23. Kansas City Royals (2–4, minus-9)
When the Royals charged to consecutive AL pennants in 2014 and '15, they did so largely on the strength of an impenetrable bullpen. While nearly every other team dealt with the usual volatility and heartbreak that comes with using failed starting pitchers in huge spots, Kansas City kept winning close games. Fall behind the Royals after six innings, and you were doomed to fail. Tie them after six, and you were still in deep trouble.

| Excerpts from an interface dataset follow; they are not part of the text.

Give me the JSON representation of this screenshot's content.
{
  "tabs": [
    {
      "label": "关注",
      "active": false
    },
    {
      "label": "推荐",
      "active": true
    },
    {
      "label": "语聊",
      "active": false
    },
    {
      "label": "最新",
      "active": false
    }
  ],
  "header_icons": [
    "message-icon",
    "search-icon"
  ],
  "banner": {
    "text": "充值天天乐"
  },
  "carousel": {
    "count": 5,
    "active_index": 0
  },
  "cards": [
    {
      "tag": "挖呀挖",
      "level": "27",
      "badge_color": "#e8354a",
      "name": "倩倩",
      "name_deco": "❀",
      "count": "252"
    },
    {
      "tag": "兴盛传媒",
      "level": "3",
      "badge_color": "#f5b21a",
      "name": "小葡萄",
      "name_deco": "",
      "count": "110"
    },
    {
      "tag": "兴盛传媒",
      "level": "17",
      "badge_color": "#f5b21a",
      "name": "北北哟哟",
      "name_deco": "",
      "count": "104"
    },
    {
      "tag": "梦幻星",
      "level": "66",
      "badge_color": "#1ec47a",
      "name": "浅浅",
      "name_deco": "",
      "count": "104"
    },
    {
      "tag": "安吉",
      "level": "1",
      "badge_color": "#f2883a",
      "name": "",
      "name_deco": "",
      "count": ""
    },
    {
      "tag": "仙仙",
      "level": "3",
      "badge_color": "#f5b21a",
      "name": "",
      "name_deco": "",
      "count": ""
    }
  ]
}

No bullpen can beat the odds forever, though: So far this season, K.C.'s 'pen has been a disaster. On Opening Day in Minnesota, the Royals came into the seventh inning tied 1-1 . . . only to cough up six runs in the seventh and lose 7-1. In their second game, they trailed 3-1 heading into the seventh . . . only to give up six more and lose 9-1. In the final game of the opening series against the Twins last Thursday, Kansas City entered the seventh tied 3-3 . . . and surrendered two runs to lose 5-3. The coup de grâce came Sunday against the Astros. After winning the first two games of the series, the Royals had a 3-1 lead and were nine outs from a series sweep when (stop me if you’ve heard this one) . . . they rolled out the red carpet of runs. The first two scored in another disastrous seventh inning. K.C. scored one in the top of the ninth to take the lead but Houston stormed right back to tie it in the bottom of the inning. The final insult came in the 12th, when the Royals 'pen blew the game on, of all things, a walkoff walk.
Multiple culprits share the blame. Matt Strahm got blasted for four runs in ⅓ of an inning on Opening Day and another two runs in ⅓ of an inning in game two of the season, before walking three batters in losing Sunday’s game. Travis Wood allowed two runs in ⅓ of an inning on Opening Day, recorded two combined outs in his next two outings, then yielded a two-out, game-tying homer on Sunday. Meanwhile, a few disenchanted Kansas City fans are already calling for Kelvin Herrera to lose the closer job after blowing Sunday’s game, particularly with former-Royals-closer-turned-current-K.C.-setup-man Joakim Soria one of the few relievers to hold up through that first nightmarish first week.
But the main takeaway here is much simpler than that: Neither the Royals nor any other team can outrun the bullpen regression monster for long. Which means they’ll likely need to find other ways to win. With a shaky rotation made worse by the death of Yordano Ventura over the winter, finding those alternate paths to success could be awfully tough.